2018/05 – Tributaries

Bergen and New York City plans to expand bike access will dramatically grow regional cycling.  They will also hasten the GWB’s obsolescence as a cycling facility.


Chairman O’Toole,

Today, I will highlight two recent developments poised to significantly grow cycling across the region and, consequently, across its sole bikeable connector.

Bergen Parks Master Plan

Developed by Rutgers CUES, the Bergen Parks Master Planwould connect its parks via streets, trails and utility right of ways in order to form a County greenway network.
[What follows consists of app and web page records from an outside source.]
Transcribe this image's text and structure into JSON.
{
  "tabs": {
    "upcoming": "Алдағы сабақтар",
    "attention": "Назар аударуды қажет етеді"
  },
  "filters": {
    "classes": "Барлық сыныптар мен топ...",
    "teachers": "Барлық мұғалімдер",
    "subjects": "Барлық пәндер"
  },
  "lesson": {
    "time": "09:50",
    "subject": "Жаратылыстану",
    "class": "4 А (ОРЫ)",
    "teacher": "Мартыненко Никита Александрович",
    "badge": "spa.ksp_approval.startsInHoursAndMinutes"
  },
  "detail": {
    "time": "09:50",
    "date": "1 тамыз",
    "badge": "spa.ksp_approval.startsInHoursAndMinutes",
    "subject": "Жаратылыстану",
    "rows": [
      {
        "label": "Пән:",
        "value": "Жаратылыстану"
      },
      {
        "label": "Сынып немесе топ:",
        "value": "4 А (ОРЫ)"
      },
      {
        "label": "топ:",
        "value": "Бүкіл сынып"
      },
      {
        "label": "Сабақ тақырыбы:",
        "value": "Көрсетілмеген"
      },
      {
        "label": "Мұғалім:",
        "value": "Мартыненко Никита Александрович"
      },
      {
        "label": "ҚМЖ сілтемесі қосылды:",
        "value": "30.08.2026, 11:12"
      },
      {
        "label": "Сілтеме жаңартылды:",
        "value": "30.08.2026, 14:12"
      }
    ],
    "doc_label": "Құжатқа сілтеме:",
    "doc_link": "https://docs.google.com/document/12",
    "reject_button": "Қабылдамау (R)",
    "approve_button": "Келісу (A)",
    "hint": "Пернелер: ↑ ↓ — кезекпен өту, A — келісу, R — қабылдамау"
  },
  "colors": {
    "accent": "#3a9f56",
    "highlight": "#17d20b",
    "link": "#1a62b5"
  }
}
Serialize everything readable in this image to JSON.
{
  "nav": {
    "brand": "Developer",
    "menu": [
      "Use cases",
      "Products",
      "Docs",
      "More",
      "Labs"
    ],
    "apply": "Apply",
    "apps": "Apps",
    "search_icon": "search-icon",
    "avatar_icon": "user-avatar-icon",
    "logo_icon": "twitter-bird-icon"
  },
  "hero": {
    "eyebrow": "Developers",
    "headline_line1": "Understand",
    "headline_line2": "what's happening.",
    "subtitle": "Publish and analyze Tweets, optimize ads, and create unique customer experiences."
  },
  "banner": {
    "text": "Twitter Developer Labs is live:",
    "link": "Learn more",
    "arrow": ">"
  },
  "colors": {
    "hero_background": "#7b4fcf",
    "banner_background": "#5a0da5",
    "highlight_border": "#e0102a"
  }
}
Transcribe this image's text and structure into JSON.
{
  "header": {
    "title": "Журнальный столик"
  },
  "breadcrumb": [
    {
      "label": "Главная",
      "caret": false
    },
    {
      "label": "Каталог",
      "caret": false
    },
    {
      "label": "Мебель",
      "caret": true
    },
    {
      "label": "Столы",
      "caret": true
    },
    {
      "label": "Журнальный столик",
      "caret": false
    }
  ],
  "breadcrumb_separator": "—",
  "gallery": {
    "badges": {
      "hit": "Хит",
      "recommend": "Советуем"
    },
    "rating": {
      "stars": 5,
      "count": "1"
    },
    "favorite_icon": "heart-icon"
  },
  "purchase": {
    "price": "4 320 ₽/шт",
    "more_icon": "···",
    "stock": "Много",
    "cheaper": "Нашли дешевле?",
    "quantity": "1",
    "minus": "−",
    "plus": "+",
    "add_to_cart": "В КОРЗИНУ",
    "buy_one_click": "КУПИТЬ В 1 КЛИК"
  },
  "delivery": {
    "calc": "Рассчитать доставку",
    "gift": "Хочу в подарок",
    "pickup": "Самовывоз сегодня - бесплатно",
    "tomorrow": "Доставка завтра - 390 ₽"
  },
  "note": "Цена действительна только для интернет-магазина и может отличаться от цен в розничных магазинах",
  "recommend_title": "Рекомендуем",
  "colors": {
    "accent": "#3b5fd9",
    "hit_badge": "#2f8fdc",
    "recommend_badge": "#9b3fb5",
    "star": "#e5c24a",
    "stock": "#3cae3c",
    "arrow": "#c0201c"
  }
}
It references Atlanta’s Beltline2 as example of a city employing active transportation to connect remote communities.

Together with groups including NY-NJ Trail Conference, Jersey Off Road Bike Association and Palisades MTB, the County will seek to develop a model for sustainable hiking and biking trails within designated parks.

Once complete, it would extend park access to some of the most densely populated places in the U.S. – many of which face a parkland deficit.

Screen Shot 2018-06-11 at 7.58.45 AMImages Rutgers CUES and NYC DOT/AECOM.

Harlem River Bridge Access

New York City DOT also just announced a $90 million program to expand bicycle-pedestrian capacity across seven Harlem River bridges connecting Manhattan and the Bronx.  The goal is to reduce the distance between bicycle crossings from every three miles to one mile, so that no detour would require more than a 10-minute ride.3

Current peak use across the Harlem River bridges is 3900 cyclists per day.4  For comparison, NYC’s four East River Bridges is 20,000 per day – but that’s up from 3000 cyclists per day twenty years ago – before DOT began a similarly dramatic expansion of access.

Tributaries

The Bergen and New York plans will connect toand extend, the East Coast Greenway5and Empire State Trail,and help to realize the Regional Plan Association’s vision of a 1650 mile Tri-State Trail Network.7

Together, they will satisfy the publics desire for high-quality recreational space and for safe, cheap, efficient, sustainable and healthy modes of transit. From a cyclist’s perspective, they’re flat out awesome.

Both plans, however, will flow like tributaries to an already swollen river.  Their realization will only hasten the George’s obsolescence as a cycling facility, unless the PA takes the opportunity of the recabling to upgrade its paths to comply with national standards.8  

Thank you.

Neile Weissman, 2018


Notes

[1] Bergen County Parks Master Plan, Rutgers Center for Urban Environmental Sustainability, p. 139-145, 181-192, https://tinyurl.com/ydx4xm6m

[2] About the Atlanta Beltline, https://tinyurl.com/ybfcflqv

[3] Connecting Communities, NYC DOT/AECOM, p. 3, https://tinyurl.com/yc5ac9h2

[4] Ibid, p. 4.  

[5] East Coast Greenway, https://www.greenway.org       

[6] Empire State Trail FAQ, Parks & Trails New York, https://tinyurl.com/z64j55m

[7] “Creating an effective network also means improving major crossings between the greater region and NYC, including the Brooklyn and George Washington Bridges.”; Regional Plan Associationhttp://tinyurl.com/ydba4gk5

[8] Capacity and Demand, Complete George, http://tinyurl.com/jpcfphqr